The artist behind an award-winning ceramic piece inspired by earthworm castings (waste) is exhibiting his work at the University of Hawaiʻi at Mānoa.

Koro Ihara, the grand prize winner of the Tokyo Midtown Award 2019, the annual art and design competition, presented his pieces in Koro Ihara: made in earth at the UH Mānoa Department of Art and Art History in February.

Tokyo Midtown winner
Ihara’s winning piece, “made in ground,” was created with earthworm castings covered in gold. (Photo credit: Tokyo Midtown)

The winning ceramic piece called “made in ground,” was inspired by earthworms, the holes they create and their castings. Ihara created a similar piece for the UH Mānoa exhibit, but instead of covering it with gold, he used silver.

“I’ve always been interested in the trace of what living animals leave behind,” Ihara said through interpreter Marisa Takauchi. “What I wanted to do was create something from nature.”

Ihara, born in Osaka, Japan, received his bachelor of fine arts from Tama Art University in 2011 and master of fine arts from Tokyo University of the Arts in 2013. In 2017, he completed a research fellowship in Italy and has had exhibitions displayed in Germany, Tokyo and Thailand. Wherever he goes, Ihara uses the earthworm castings in the region of the world that he is visiting.

Koro Ihara Earthworms art
Ihara’s smaller piece at the UH Mānoa exhibit is covered with silver.

“Having been exhibited worldwide is something that makes me happy for sure,” Ihara said. “Since I am creating art using the castings of the earthworms, what they produce differs from land to land, so it’s not that I am always showing the same thing, but actually it’s unique depending on where I show it.”

Ihara will deliver a free public presentation in the Art Building Room 101 on Wednesday, February 19, 6–7 p.m. and his artwork is in the Commons Gallery until February 20.

He has also been working on new art projects in the ceramics studio. Ihara explained the difference between showcasing his art in Japan and at UH Mānoa.

Koro Ihara Bird
Using a traditional Japanese technique, Ihara created a bird using pigeon droppings. Photo Credit: Jake Everett

“In Japan, if it’s an art university, it’s only art students that are there. Versus over here, there are a lot of people from other majors. Having a show here where people outside of the art major can come and see is something that I really enjoy,” he said.

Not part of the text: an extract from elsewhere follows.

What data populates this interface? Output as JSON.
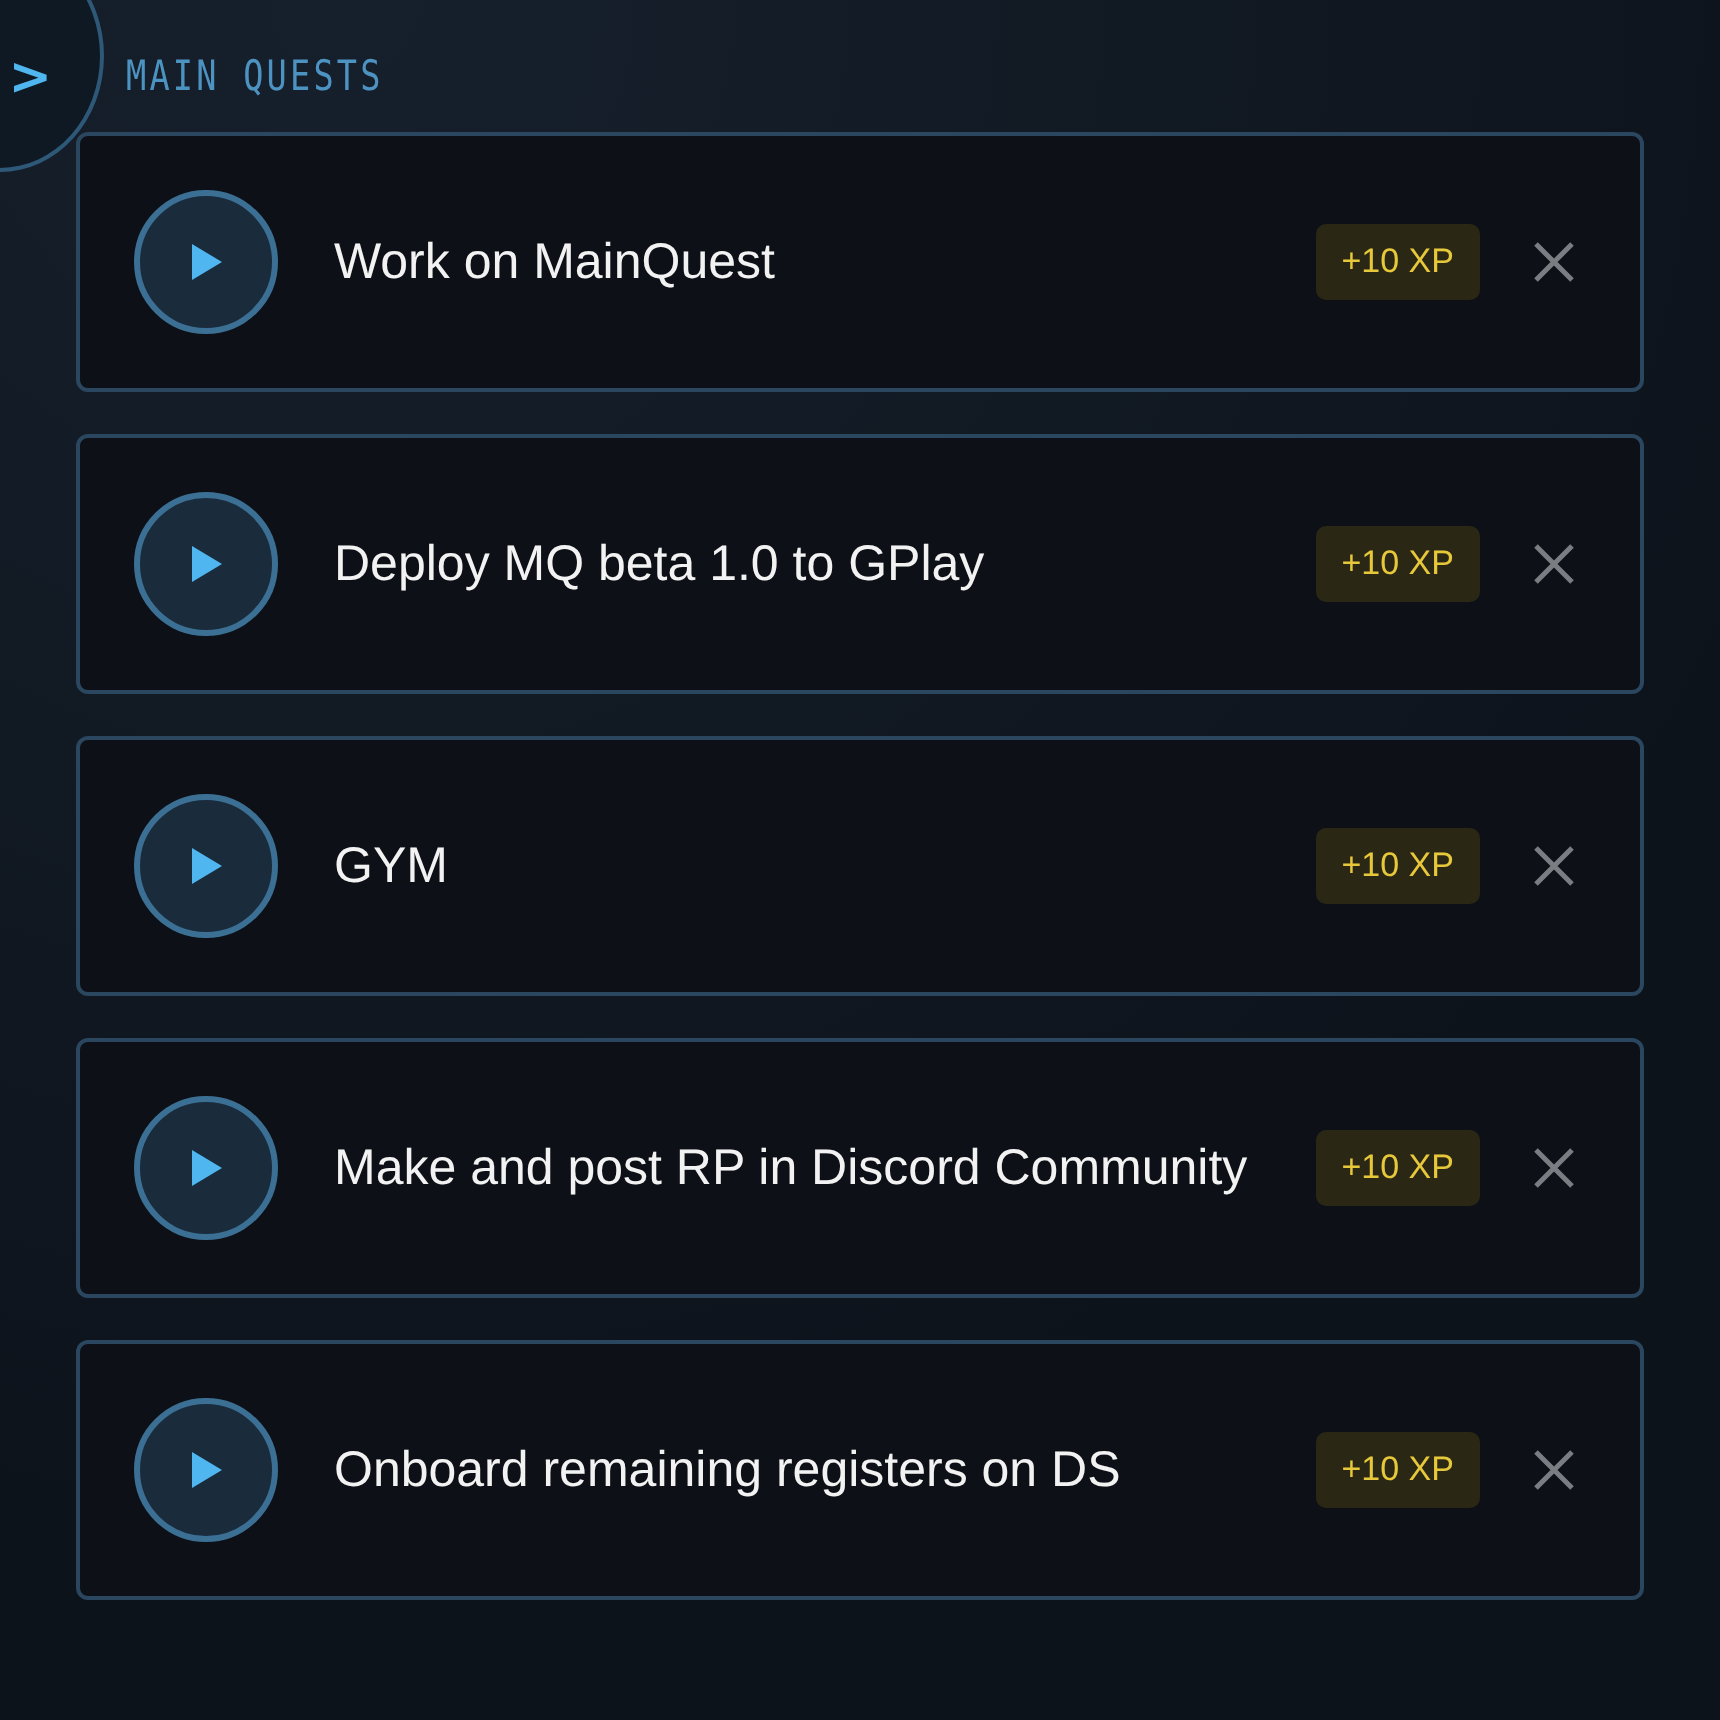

Tokyo Midtown is a contemporary urban development that opened in 2007 in the center of Tokyo’s Roppongi district. This is the seventh year that UH Mānoa has hosted the grand prize winner of its annual art and design competition.

Koro Ihara
Koro Ihara displayed his work inspired by earthworm castings at UH Mānoa.